4 Counsel for Intervenor stipulated that this was the fact, but he wanted it understood that his stipulation in this regard did not constitute agreement that January 5 was the date to be used in determining the thirty percent showing of interest required by Section 48-838(3).

5 Exhibit No. 7, however, was offered by Intervenor, and accepted, without objection.

6 Exhibit No. 2 actually shows a total of 414 names, but one exhibit, containing 15 names (D-2 on Exhibit No. 2), was never introduced into evidence.

7 Exhibit No. 2 shows 25 in this category, but one of these was included in the fifteen names on D-2, which have already been eliminated.

8 The identity of the names listed as "not legible" on Exhibit No. 2 has been established by the testimony and by agreement at the pre-trial conference.

9 All of the names in this category are quite common, such as Wm. A. and Wm. F. Smith, James A. and James F. Hall, Walter B. and Walter J. cooper, and Robert J. and Robert L. Hays. Furthermore, the testimony of John Mahr confirms the separate identity of the Novaks, Tripletts, Smiths and Freemans.

10 The Court, however, is not convinced that such strict proof is required by Section 48-838(3) and is giving careful consideration to handling the requirements of this statute administratively, like the National Labor Relations Board. After all, the signatures are not conclusive of who is to represent the employees, but are merely conclusive as to whether there is sufficient interest to justify the time and expense of a procedure to determine who is to represent the employees.

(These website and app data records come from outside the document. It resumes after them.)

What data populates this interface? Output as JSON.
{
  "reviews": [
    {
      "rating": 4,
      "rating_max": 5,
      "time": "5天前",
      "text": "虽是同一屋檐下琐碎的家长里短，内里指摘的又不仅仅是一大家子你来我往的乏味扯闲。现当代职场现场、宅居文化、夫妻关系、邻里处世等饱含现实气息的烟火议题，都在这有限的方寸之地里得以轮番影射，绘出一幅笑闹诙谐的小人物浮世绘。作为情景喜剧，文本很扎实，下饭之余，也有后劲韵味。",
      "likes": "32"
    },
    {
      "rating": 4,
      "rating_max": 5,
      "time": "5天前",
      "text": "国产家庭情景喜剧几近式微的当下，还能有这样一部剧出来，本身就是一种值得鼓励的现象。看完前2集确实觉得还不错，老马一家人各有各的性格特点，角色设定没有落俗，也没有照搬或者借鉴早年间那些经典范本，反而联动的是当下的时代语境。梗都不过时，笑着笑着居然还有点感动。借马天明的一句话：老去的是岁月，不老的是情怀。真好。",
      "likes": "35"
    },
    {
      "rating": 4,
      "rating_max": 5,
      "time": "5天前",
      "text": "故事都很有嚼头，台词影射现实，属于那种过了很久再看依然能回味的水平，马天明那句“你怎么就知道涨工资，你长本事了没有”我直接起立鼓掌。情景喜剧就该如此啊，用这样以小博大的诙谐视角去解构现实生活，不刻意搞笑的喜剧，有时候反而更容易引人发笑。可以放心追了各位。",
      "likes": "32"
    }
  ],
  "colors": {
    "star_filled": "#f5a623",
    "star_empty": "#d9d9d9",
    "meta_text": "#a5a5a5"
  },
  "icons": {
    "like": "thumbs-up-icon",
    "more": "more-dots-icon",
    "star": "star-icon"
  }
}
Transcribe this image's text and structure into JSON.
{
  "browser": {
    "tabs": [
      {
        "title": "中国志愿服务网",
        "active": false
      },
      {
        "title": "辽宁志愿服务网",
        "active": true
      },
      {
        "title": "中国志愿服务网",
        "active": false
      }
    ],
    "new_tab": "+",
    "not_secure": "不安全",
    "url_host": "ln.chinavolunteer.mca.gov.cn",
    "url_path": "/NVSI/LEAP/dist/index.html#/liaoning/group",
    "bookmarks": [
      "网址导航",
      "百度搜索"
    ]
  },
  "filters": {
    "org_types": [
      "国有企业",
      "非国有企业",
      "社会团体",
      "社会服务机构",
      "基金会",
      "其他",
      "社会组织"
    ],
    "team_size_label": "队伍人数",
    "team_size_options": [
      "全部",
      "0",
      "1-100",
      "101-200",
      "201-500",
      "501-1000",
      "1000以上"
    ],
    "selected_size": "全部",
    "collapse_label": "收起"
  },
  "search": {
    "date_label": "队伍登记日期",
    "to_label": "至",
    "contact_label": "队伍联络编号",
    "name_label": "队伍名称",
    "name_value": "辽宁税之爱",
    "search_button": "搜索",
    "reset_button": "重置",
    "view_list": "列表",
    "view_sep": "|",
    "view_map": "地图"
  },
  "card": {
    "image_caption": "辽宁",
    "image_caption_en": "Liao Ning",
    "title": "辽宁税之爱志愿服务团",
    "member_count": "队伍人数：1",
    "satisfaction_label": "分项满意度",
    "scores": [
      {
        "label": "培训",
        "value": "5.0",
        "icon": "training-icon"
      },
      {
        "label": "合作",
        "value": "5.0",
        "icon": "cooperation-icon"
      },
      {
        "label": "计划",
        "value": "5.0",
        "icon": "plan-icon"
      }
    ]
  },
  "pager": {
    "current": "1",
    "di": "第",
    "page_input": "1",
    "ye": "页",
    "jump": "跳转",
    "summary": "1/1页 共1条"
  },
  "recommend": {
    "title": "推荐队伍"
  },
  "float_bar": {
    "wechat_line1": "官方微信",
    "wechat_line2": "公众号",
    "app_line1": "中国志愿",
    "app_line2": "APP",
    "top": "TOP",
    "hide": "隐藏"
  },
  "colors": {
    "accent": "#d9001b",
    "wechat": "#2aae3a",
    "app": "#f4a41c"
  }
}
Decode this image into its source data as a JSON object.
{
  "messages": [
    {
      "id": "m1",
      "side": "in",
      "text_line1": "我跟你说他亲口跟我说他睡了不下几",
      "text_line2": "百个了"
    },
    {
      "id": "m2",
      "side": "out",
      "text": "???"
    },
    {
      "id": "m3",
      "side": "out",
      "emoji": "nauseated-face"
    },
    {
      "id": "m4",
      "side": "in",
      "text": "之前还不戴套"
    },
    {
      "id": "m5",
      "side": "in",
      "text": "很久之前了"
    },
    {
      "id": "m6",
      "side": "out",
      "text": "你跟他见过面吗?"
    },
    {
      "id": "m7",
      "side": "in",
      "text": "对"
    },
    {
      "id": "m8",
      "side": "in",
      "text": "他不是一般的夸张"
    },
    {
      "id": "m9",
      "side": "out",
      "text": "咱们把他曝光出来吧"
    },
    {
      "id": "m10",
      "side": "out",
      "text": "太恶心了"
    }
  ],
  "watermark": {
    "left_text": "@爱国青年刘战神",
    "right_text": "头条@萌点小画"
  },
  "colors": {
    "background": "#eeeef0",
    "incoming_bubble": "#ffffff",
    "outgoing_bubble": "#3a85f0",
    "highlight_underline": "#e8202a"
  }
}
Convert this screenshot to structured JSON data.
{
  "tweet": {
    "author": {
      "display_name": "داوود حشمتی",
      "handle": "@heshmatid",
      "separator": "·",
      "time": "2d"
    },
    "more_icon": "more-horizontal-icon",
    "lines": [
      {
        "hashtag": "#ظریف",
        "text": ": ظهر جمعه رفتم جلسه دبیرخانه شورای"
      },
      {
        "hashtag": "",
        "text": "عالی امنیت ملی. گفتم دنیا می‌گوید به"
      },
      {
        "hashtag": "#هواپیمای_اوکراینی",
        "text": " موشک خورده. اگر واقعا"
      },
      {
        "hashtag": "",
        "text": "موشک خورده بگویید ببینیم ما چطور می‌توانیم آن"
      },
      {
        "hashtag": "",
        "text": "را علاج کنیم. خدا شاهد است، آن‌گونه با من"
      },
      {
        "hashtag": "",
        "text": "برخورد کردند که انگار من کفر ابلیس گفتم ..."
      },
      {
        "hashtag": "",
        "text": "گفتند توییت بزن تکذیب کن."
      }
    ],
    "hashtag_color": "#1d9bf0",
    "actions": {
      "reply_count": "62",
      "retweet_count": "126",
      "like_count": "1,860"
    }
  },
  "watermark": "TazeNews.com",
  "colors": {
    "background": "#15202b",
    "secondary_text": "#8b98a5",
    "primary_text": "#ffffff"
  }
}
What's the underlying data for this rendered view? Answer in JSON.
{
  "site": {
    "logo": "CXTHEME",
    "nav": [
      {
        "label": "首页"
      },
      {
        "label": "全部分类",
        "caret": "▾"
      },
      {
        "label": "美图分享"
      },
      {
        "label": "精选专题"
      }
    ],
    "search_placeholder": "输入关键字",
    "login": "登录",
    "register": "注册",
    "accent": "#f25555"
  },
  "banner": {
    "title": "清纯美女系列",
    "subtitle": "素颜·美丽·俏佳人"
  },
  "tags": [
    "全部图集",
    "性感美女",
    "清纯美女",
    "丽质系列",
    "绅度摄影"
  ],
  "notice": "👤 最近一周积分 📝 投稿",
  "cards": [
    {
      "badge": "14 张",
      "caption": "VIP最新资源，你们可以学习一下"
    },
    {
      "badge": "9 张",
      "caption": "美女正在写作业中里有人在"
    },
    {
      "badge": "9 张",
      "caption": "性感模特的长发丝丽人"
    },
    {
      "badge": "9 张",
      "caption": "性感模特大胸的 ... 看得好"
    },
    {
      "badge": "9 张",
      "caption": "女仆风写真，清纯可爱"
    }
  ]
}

The National Labor Relations Act. Section 9(c)(I), requires that a petition for certification allege that a "substantial number" of employees wish to be represented for collective bargaining. The National Labor Relations Board has interpreted "substantial" to mean thirty percent and doubtless this interpretation is responsible for the specific language of our statute. The purpose of the thirty percent requirement, according to the Board, is to "screen out those cases in which there is so little prospect of the petitioner winning an election, if directed, as not to warrant incurring the expense of further proceedings on the petition." Sheffield Corp. (1954) 108 NLRB 349, Plains Cooperative Oil Mill (1959) 123 NLRB 1709, Economy Furniture Co., (1959) 122 NLRB 1113, International Furniture Co. (1958) 119 NLRB 1462.

Along with this interpretation that a "substantial number" is thirty percent, the Board also decided that it would determine this requirement administratively, rather than by an evidentiary proceeding, and it has refused to allow evidence on this issue. Stokely Foods, Inc., 78 NLRB842. In O.D. Jennings & Co. (1946) 68NLRB 516, the Board declared that the thirty percent showing of interest is an administrative expedient only, "adopted by the Board to determine for itself whether or not further proceedings are warranted and to avoid needless dissipation of government's time, effort and funds."

The object and purpose of section 48-838(3) is also to screen out those representation cases where there is little chance of success and thus avoid needless dissipation of the court's time, effort and funds.

Thus, though the federal law requires a "substantial number" and ours says "thirty percent", the two laws are similar and have the same object and purpose. Furthermore, it is quite apparent that our law was copied after theirs, and the Nebraska Supreme Court has ruled that the decisions under the National Labor Relations act should be helpful to this Court. City of Grand Island v. American Federation of State, County, and Municipal Employees, AFL-CIO, et. al. , 186 Neb. 711. Under these circumstances, it would seem reasonable to treat and apply the two laws in a similar manner.

11 This exhibit actually has 8 names, but one of those (Whitney) is counted among the 10 who requested removal.

12 Plaintiff appears to have 304 valid signatures, and though the record is not completely clear regarding the exact number, we have no hesitancy in concluding that the figure exceeds the required number of 277.

13 Wages, insurance, longevity, hours of work, overtime, management rights.

14 The other party to the agreement apparently interpreted it differently. Both in its resolution of December 26 and its December 20 letter to Intervenor the City specified that the collective bargaining agreement between the parties would "expire on December 31, 1972."